**PROBLEM STATEMENT**.
Pick out all lines with the word "Naditz" from the records that follow.

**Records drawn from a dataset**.

--------

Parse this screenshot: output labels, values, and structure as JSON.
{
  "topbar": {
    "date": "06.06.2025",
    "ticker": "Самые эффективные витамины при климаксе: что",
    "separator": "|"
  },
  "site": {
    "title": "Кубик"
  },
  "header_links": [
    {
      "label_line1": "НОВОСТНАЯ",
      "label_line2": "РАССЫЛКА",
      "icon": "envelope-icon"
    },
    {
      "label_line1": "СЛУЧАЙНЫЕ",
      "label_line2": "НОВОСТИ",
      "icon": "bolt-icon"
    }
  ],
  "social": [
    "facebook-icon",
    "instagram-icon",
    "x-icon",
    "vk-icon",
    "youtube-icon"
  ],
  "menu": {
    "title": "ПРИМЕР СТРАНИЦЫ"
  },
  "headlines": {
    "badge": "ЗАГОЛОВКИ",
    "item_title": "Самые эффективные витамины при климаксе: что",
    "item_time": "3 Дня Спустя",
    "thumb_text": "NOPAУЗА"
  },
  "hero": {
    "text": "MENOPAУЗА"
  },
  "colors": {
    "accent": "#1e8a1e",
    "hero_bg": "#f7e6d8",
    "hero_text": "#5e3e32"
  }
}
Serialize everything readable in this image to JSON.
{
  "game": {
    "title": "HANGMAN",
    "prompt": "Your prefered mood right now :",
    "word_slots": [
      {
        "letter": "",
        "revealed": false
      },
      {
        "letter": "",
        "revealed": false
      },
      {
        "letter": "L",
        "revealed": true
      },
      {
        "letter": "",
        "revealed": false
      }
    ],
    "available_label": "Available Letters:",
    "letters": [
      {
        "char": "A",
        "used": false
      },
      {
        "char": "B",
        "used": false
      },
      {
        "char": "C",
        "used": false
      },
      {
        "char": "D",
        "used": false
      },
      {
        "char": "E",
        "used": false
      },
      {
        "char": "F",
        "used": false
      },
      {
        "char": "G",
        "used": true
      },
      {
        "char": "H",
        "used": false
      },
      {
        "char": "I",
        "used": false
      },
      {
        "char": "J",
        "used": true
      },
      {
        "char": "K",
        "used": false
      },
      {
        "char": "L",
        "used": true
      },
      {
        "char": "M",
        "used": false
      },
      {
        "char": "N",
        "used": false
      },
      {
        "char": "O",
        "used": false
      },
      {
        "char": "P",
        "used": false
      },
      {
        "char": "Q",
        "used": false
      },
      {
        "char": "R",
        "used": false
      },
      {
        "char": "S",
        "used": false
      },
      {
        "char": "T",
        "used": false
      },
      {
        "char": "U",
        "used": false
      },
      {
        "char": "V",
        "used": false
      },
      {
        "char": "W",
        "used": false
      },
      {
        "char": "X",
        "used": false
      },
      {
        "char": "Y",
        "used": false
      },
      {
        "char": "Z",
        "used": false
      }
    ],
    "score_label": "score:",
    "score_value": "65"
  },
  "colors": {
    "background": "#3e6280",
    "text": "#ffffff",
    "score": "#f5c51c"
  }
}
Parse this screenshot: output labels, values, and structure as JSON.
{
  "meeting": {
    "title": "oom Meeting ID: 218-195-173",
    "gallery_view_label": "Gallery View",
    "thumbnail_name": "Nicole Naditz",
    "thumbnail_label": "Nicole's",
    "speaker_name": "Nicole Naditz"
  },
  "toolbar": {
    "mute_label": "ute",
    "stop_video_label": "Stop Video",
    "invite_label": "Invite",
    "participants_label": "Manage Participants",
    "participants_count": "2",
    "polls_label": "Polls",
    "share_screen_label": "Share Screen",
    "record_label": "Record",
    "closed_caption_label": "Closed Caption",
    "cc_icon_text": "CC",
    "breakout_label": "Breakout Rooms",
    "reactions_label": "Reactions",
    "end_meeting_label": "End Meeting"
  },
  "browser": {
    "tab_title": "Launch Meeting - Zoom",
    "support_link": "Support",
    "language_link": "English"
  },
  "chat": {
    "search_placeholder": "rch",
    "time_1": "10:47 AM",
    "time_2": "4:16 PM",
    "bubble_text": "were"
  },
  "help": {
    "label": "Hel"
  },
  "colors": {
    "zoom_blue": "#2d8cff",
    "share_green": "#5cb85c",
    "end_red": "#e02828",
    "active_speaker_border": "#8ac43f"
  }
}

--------

**OUTPUT**.
    "thumbnail_name": "Nicole Naditz",
    "speaker_name": "Nicole Naditz"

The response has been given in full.